Did you know that Ireland now has its very own Museum of Childhood which looks at how children lived and played throughout the years?
The team at the Museum of Childhood have teamed up with the RTÉ Home School Hub to bring together some creative ideas for over the summer months and would love to see your creations.
Who knows your works might even appear on display in the museum some day! Check some of these out over the summer months:
Tarraingíonn scéal scéal eile. One story begets another. In this strange and unsettling time of pandemic, the well-being and mental health of all our children is of paramount importance to us.
"Project 2020/TOGETHER, LE CHÉILE" from The Museum of Childhood Ireland Project was launched online on the 4th of June by Myra Zepf.
Project 2020 provided a platform for children of all ages to express their hopes and fears, thoughts and observations, whilst providing a sense of community and togetherness as work and art received is highlighted through a virtual exhibition
You can see the complete Project 2020 exhibition online at this link: http://museumofchildhood.ie/project2020-exhibition/
Memory Boxes 2020
History now! The Museum of Childhood Ireland felt that we had a responsibility to meet history head-on, and with our Memory Boxes we aim to offer a glimpse into how we here in Ireland navigated the Pandemic.
We began to collect 'Covid-19 pandemic time' related artefact suggestions from Irish children from March 12th 2020 onwards when our government closed all schools, childcare facilities, collages, and cultural institutions.
There have been some interesting suggestions so far: TikTok dances, cardboard boxes, a router!, dinosaurs, Netflix, T.V., markers, fairy doors, quite a few book suggestions! Bikes, paints, toilet roll cylinders/tubes, board games, chalk, audio-books, daily walks, skateboards, and a copy of the Children’s Times.
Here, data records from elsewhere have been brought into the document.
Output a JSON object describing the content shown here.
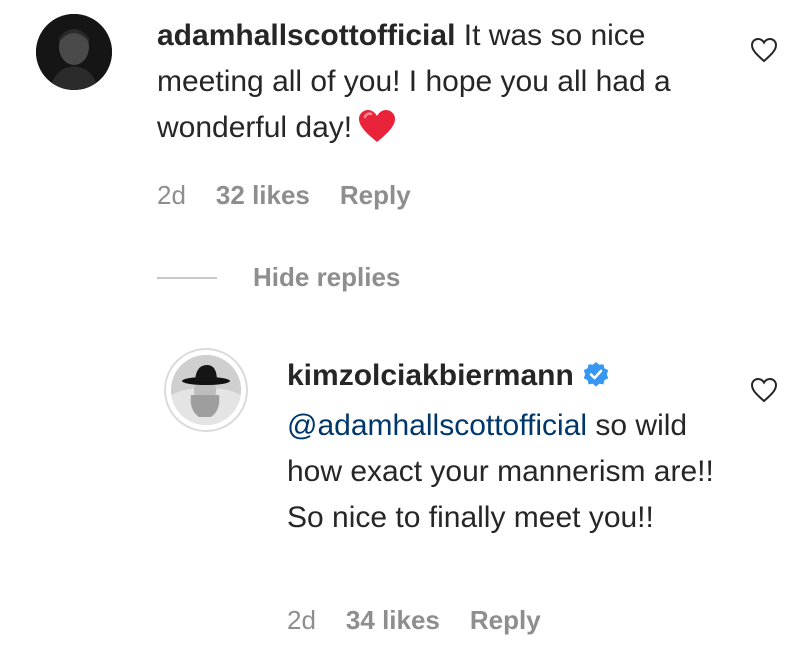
{
  "comment": {
    "username": "adamhallscottofficial",
    "text": "It was so nice meeting all of you! I hope you all had a wonderful day!",
    "emoji": "red-heart",
    "age": "2d",
    "likes": "32 likes",
    "reply_label": "Reply",
    "avatar_icon": "profile-photo-dark"
  },
  "thread": {
    "hide_replies_label": "Hide replies"
  },
  "reply": {
    "username": "kimzolciakbiermann",
    "verified": true,
    "mention": "@adamhallscottofficial",
    "text": "so wild how exact your mannerism are!! So nice to finally meet you!!",
    "age": "2d",
    "likes": "34 likes",
    "reply_label": "Reply",
    "avatar_icon": "profile-photo-hat"
  },
  "colors": {
    "text": "#262626",
    "secondary": "#8e8e8e",
    "mention": "#00376b",
    "verified": "#3897f0",
    "heart": "#ed4956"
  }
}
We had children’s cotton cartoon print masks made locally which we donated to local children and to Enable Ireland. Children’s services, but we kept one example back to add to the box too.
Thank you to all the wonderful children who’ve sent in their ideas. We haven’t stopped collecting yet, so welcome suggestions so keep them coming! We’d especially welcome school copy books from the days just prior to lockdown, or from both teachers and children, examples of work given online to children to complete.
Send your submissions to: email@example.com with Memory Box as the subject line.
Music Universal: Éist le ceol /Listen to music
The Museum for Childhood is launching a digital exhibition for children during this stage of the global pandemic, centering around the exploration of universal themes with the aid of music. The exhibition aims to help children explore their emotions and to offer insights into childhood experiences and thoughts, especially at this time.
Each theme will be introduced with an accompanying music playlist supported by open-ended questions to which children can respond to creatively. The first theme is ‘Friendship’. Listen to this classic Bill Withers song:
Friends are people you enjoy spending time with other than your family! Friends are people you like being with; they are people you love talking to. You can count on your friends to be always there for one another; you can lean on each other during tough times.
Listen through the songs and follow along with the lyrics provided! Write down or highlight the words that you love. Answer one, several, or all of the questions down below in any way you'd like. They can be answered with poems, essays, short stories, musical recordings, voice recordings, animation, paintings, drawings, LEGO sculptures… in any medium possible!
- What do you feel when you get together to see your friends?
- What do you do with your friends for fun?
- Describe a situation in which you wanted to be with your friends, and how they were there for you…
- Write a thank you note or create an artwork for a friend!
- When do you miss your friends the most?
- How did you meet your best friend?
- Describe a situation when your friend needed you, and how you were there for them…
Responses can be expressed through any creative medium whether it be with poems, short stories, essays, films, animation, voice recordings, cross-stitch, artwork, compositions, or performances: anything really!
Submissions can be abstract; they can also be non-fiction, recounting real experiences. Submissions are welcomed from young people up to the age of 18.
Works should be directly submitted from carers and parents to: firstname.lastname@example.org